In the Gamechangers project we explore in detail how Tesla has developed a long-term market-shaping strategy to change the game of car travel. The cars themselves, beautiful and technically wonderful, are not even the heart of the story. Nor is the innovative retail model, selling direct in upmarket shopping malls, customised on the iPad, cash in advance. Most significant is the overall business model – designed to shape the market through the world’s leading charging network – the Supercharger network, which is included as an ongoing subscription in the retail price, for Tesla and other brand cars. Supercharger is driven by another of Musk’s businesses, Solar City. By giving away much technical IP, Tesla is creating an industry standard in its own vision, on its own terms. It is redefining the game of motoring in front of our eyes.
At the launch of the Model 3, Musk was at pains to explain his market entry strategy too. Starting from the expensive and niche roadster, to the other premium models, he has positioned the brand as innovative and aspirational, to compare with a Porsche or even Ferrari. Now he is moving down the price ladder to the wider market – to compete alongside the BMW and Audi-type brands, but with more magic, and sustainable credentials. He even thanked early adopters, those who had bought the early models at premium prices, saying that the profits he made through them has allowed him to build this new car for everyone (well at lot more people, and made him incredibly rich too).
Tesla’s mass market Model 3 was driven onto a foggy stage in an extravagant unveiling, where Musk revealed that the Tesla Model 3 will seat five, and be able to cover at least 215 miles on one charge. Musk said the standard Model 3 would be capable of zero to 60 miles per hour in less than 6 seconds, and will cost $35,000, which is half that of the company’s current flagship cars, the Model S sedan and Model X crossover. The new car actually looks like a more sporty version of the company’s Model S. The Model 3 will also feature Autopilot for assisted driving and be future-proof for self-driving road use. Deliveries begin in late 2017, by which time Tesla says it will have doubled the number of charging stations worldwide and will include charging for free.
The Model 3 is Tesla’s attempt to bring electric cars to the mass market and is considered critical to the company’s future success. Interest has been strong, with preorders for the Model 3 at Tesla stores and galleries – some of which are located directly adjacent to Apple retail stores (where the launch of the iPhone SE no longer commands the long queues of old). Musk later boasted on stage that the company had already secured 115,000 reservations before the car had even been revealed (a figure that has doubled in the last few days). Tesla’s stock price rocketed too.
You can watch the full unveiling of the Tesla Model 3 here:

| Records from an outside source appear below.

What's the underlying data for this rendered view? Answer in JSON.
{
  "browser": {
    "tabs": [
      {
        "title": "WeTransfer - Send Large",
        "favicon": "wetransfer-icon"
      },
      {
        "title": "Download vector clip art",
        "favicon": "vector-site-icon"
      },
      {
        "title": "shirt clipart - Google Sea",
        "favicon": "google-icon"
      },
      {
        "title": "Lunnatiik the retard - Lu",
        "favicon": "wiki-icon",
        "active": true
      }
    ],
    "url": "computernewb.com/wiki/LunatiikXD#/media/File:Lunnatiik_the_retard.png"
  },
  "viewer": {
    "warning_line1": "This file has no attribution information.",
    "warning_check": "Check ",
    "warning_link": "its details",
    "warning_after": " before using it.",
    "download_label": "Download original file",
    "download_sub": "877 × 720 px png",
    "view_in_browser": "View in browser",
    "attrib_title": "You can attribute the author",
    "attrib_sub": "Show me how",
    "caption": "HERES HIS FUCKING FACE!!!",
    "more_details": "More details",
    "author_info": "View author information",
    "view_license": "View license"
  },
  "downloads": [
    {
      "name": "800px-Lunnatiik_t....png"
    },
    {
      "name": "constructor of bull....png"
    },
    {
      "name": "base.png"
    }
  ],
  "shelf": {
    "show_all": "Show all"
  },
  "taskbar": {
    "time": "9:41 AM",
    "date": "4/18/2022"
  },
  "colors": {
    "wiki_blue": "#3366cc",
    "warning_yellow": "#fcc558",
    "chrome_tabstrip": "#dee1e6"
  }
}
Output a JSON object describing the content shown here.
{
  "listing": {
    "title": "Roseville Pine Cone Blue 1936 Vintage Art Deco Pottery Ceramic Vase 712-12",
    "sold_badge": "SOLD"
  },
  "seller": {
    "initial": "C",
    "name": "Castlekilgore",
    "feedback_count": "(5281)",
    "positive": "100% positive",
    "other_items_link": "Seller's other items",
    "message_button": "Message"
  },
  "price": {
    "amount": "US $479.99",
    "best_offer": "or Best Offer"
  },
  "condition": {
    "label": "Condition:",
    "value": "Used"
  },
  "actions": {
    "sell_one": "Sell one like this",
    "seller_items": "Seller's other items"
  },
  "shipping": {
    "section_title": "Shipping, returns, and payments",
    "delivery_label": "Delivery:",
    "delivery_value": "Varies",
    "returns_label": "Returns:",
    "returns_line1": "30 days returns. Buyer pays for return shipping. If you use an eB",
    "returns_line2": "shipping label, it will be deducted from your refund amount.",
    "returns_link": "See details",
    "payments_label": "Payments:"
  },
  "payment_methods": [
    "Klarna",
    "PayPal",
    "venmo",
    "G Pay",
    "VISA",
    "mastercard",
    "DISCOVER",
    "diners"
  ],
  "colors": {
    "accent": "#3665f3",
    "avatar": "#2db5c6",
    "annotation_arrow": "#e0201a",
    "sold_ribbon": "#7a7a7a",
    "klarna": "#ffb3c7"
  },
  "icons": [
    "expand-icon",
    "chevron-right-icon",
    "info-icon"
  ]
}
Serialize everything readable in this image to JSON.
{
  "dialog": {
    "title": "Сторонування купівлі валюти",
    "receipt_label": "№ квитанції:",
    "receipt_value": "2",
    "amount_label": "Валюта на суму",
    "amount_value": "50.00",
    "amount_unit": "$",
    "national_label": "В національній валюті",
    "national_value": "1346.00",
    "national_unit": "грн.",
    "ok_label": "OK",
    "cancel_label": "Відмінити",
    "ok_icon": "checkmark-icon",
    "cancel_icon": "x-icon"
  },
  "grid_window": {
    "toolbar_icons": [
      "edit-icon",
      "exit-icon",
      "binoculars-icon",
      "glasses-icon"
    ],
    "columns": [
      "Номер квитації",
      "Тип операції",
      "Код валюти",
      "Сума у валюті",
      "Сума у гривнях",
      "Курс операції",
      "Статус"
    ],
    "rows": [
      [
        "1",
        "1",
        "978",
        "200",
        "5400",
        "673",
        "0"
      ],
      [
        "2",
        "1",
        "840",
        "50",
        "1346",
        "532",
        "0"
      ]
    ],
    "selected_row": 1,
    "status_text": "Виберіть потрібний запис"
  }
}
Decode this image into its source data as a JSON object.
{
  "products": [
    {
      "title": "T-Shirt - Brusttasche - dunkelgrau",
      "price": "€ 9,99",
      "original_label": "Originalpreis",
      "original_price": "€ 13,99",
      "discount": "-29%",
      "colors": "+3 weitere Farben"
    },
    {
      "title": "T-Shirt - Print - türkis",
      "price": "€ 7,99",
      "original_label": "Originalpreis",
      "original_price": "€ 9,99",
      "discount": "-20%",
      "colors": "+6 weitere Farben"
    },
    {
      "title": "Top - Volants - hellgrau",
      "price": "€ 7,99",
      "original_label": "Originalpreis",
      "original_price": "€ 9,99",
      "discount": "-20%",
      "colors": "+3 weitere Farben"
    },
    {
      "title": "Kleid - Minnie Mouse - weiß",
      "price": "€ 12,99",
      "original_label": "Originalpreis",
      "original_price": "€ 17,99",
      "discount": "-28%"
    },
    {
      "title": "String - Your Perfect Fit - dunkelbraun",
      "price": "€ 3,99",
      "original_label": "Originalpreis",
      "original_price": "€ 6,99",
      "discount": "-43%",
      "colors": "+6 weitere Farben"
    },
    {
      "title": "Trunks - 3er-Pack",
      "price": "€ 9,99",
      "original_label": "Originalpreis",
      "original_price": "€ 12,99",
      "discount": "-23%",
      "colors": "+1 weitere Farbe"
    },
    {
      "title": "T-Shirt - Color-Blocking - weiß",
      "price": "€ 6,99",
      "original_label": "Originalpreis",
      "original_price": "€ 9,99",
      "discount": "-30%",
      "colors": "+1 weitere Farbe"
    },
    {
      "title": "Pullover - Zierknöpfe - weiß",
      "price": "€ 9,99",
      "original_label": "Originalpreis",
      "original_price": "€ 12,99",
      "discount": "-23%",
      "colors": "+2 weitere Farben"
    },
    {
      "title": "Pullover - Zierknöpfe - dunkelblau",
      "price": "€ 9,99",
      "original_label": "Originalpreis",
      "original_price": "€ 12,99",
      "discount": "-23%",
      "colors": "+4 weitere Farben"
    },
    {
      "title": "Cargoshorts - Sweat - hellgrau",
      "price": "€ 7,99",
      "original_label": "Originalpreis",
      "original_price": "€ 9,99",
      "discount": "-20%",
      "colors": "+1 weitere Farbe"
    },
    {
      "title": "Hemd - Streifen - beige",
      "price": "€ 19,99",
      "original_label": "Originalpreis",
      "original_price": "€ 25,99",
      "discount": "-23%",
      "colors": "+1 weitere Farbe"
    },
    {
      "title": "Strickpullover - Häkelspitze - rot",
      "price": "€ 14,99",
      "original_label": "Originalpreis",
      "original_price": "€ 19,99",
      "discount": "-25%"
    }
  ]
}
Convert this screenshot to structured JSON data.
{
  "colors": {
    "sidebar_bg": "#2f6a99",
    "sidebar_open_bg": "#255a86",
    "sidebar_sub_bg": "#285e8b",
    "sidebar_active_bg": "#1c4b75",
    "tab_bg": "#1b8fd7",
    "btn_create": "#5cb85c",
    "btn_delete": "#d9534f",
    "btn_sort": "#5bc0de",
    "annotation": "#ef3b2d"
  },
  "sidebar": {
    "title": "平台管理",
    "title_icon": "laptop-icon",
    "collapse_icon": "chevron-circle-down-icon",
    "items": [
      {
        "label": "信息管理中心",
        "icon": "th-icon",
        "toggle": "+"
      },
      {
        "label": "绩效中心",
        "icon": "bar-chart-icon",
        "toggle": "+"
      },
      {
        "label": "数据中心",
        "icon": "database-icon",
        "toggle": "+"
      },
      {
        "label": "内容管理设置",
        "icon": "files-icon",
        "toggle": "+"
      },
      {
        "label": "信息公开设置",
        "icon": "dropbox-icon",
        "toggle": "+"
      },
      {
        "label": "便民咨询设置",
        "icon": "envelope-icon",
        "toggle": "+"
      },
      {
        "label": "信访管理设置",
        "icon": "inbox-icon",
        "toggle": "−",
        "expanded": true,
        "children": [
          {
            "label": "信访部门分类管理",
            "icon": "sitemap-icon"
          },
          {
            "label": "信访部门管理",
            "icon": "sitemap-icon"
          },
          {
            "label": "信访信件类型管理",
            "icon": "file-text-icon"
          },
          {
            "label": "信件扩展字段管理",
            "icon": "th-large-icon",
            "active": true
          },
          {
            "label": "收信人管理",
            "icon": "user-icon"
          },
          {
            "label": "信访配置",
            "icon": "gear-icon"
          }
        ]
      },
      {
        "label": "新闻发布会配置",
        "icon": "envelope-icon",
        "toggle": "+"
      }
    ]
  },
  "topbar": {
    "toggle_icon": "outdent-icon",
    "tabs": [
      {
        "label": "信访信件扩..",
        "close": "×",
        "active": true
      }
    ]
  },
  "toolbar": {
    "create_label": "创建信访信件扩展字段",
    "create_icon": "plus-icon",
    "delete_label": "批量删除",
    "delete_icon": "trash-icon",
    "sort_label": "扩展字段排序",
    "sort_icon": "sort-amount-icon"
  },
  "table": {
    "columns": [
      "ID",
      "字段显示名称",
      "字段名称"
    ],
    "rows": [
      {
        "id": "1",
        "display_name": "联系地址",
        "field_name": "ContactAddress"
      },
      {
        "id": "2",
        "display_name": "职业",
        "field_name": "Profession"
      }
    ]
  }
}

Apple is believed to be working on its own electric road vehicle, commonly referred to as the Apple Car (rather than iCar, in a similar naming logic to the Apple Watch), which Musk has called an “open secret” in the industry. According to Musk, the hundreds of engineers Apple has taken on make it clear there’s an electric car in the works. Apple and Tesla have hired each other’s employees over the last couple of years, with Musk saying that Apple has hired away “very few people” from the car company despite offering $250,000 signing bonuses and 60 percent salary increases to its employees. Tesla meanwhile has hired nearly 150 Apple employees.
Read more about Tesla and how it is changing the game.